RECORDS PROVIDED:
++++++++++++++++++++

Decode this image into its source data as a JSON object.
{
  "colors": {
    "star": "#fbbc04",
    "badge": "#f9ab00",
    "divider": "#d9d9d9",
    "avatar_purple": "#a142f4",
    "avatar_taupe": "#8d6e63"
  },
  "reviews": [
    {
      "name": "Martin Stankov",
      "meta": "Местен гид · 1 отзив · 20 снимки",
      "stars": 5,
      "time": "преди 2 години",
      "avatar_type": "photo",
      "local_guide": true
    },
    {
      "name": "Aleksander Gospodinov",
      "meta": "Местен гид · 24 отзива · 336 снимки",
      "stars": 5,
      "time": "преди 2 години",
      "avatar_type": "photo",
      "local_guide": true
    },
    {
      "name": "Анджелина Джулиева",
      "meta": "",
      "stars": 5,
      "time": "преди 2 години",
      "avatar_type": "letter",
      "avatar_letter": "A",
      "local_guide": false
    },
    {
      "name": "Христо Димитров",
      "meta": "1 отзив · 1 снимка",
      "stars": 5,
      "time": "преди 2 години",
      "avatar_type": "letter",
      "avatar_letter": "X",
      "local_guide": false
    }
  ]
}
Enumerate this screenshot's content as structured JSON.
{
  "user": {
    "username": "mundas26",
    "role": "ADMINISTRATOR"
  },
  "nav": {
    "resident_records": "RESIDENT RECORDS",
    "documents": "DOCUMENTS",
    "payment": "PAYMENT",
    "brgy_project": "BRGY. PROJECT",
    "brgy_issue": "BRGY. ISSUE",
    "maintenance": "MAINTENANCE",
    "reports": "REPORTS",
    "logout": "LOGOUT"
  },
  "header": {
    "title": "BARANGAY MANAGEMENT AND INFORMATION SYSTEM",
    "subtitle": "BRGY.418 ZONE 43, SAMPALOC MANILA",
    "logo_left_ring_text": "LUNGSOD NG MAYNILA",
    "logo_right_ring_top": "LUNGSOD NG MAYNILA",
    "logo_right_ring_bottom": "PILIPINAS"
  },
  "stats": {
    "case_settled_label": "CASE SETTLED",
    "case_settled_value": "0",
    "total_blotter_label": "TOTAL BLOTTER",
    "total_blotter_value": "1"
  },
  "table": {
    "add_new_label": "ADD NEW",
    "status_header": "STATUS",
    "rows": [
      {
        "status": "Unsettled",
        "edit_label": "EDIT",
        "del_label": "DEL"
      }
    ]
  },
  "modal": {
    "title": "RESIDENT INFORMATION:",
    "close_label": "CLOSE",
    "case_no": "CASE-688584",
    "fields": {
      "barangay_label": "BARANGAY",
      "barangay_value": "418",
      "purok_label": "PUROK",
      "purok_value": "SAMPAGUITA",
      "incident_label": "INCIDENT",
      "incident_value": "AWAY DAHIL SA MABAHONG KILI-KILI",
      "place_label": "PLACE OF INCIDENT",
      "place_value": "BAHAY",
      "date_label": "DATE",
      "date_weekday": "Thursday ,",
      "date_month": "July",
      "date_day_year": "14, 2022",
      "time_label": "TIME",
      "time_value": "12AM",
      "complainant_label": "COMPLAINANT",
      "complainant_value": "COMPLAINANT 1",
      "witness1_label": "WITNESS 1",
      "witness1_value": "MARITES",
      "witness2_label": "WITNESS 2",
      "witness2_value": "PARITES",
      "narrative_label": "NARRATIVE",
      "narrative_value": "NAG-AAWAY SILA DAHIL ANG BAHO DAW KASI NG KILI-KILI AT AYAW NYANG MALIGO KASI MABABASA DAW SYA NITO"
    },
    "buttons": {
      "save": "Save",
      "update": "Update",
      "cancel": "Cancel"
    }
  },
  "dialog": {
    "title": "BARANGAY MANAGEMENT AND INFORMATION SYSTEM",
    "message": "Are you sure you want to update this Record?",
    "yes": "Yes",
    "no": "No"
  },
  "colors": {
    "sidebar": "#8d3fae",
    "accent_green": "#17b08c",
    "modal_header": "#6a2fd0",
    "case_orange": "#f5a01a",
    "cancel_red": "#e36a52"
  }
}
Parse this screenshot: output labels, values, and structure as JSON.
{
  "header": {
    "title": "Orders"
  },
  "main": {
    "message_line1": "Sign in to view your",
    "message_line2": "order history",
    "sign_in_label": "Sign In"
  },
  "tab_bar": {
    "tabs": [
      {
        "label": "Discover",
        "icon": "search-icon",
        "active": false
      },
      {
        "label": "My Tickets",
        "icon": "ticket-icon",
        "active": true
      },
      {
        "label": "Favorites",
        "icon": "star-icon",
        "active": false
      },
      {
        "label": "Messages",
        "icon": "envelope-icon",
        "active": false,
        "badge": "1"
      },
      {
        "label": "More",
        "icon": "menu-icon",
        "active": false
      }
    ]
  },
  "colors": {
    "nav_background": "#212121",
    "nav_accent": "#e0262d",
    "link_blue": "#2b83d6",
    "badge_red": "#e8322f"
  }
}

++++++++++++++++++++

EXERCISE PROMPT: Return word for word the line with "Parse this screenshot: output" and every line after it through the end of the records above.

SOLUTION TO THE EXERCISE:
Parse this screenshot: output labels, values, and structure as JSON.
{
  "header": {
    "title": "Orders"
  },
  "main": {
    "message_line1": "Sign in to view your",
    "message_line2": "order history",
    "sign_in_label": "Sign In"
  },
  "tab_bar": {
    "tabs": [
      {
        "label": "Discover",
        "icon": "search-icon",
        "active": false
      },
      {
        "label": "My Tickets",
        "icon": "ticket-icon",
        "active": true
      },
      {
        "label": "Favorites",
        "icon": "star-icon",
        "active": false
      },
      {
        "label": "Messages",
        "icon": "envelope-icon",
        "active": false,
        "badge": "1"
      },
      {
        "label": "More",
        "icon": "menu-icon",
        "active": false
      }
    ]
  },
  "colors": {
    "nav_background": "#212121",
    "nav_accent": "#e0262d",
    "link_blue": "#2b83d6",
    "badge_red": "#e8322f"
  }
}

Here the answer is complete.